*To do:* A single figure is required: the number of lines below in which the word "unit" occurs.

[Dataset rows describing interfaces]
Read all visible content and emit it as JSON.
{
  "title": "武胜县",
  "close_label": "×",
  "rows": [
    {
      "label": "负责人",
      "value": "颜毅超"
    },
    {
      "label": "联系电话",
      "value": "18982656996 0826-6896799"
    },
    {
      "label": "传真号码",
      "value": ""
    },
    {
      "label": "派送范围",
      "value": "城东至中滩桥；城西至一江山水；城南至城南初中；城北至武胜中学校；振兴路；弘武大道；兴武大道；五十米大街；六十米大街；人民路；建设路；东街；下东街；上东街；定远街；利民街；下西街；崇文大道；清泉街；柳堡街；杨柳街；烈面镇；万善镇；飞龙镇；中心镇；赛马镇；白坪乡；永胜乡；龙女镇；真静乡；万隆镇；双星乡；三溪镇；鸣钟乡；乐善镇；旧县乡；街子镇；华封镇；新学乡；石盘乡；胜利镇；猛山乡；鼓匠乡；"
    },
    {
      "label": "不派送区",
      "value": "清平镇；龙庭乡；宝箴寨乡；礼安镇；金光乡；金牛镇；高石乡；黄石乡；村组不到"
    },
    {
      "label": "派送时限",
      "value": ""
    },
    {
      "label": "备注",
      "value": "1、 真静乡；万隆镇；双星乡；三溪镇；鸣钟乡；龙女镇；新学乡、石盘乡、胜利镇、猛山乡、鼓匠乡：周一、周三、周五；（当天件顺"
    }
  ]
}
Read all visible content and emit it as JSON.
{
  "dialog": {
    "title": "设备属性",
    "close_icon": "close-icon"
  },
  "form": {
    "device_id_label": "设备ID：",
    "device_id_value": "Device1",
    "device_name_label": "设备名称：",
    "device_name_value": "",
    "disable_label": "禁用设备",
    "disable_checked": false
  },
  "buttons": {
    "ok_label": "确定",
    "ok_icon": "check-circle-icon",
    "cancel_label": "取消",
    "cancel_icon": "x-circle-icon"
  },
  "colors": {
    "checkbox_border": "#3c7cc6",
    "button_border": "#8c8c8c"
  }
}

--

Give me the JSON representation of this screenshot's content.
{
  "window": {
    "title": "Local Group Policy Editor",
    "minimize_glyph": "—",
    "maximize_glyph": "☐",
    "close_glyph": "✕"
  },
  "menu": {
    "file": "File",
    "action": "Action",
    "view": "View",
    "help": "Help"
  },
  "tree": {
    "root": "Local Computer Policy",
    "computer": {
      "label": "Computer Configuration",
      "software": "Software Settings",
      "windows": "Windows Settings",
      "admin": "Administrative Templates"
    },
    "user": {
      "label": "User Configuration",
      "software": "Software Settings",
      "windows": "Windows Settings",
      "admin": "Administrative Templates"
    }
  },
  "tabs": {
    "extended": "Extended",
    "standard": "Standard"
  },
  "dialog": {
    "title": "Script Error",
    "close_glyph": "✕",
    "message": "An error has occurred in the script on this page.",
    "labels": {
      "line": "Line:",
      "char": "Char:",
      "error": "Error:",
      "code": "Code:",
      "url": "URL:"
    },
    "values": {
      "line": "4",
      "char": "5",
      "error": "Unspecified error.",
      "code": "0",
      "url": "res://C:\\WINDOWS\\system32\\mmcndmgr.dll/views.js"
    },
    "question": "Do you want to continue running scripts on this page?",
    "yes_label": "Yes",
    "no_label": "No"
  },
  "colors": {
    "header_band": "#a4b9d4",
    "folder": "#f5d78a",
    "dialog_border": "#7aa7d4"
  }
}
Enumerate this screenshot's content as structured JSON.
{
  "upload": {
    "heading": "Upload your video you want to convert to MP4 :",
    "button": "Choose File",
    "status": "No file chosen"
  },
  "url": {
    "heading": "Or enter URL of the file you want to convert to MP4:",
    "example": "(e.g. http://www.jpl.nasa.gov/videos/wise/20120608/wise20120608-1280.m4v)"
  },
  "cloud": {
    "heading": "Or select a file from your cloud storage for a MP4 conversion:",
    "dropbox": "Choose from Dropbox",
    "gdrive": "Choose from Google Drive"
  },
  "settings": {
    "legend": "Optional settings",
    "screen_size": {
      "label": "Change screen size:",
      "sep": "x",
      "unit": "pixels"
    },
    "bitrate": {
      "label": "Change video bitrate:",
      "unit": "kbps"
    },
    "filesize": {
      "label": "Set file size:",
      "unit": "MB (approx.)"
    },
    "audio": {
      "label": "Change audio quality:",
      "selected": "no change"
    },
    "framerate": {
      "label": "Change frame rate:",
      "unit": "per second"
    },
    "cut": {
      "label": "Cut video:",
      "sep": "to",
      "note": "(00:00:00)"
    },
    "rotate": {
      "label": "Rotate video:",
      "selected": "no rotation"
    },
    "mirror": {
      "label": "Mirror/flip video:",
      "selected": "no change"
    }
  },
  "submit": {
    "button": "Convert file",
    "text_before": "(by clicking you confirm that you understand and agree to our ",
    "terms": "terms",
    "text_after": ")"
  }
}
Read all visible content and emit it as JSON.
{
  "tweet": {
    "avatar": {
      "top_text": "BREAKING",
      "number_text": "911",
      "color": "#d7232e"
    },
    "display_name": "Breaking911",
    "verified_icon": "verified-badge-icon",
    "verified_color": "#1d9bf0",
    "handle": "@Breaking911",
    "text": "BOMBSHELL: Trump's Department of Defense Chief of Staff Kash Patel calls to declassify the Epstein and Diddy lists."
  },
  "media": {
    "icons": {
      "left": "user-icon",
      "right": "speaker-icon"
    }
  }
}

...

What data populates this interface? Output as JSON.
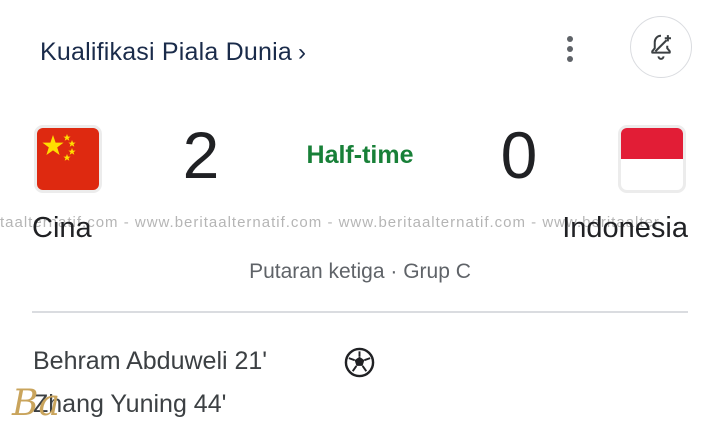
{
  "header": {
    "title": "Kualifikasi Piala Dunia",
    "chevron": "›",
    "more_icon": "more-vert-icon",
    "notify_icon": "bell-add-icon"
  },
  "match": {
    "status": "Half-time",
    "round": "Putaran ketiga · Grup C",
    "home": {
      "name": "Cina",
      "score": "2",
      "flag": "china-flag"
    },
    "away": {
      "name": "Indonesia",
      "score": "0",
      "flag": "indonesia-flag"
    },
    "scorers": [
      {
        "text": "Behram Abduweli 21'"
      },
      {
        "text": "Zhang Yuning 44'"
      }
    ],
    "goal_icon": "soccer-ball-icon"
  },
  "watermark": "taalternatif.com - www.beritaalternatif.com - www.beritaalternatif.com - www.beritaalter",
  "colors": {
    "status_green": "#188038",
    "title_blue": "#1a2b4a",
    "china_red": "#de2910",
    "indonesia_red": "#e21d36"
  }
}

*The answer:* 4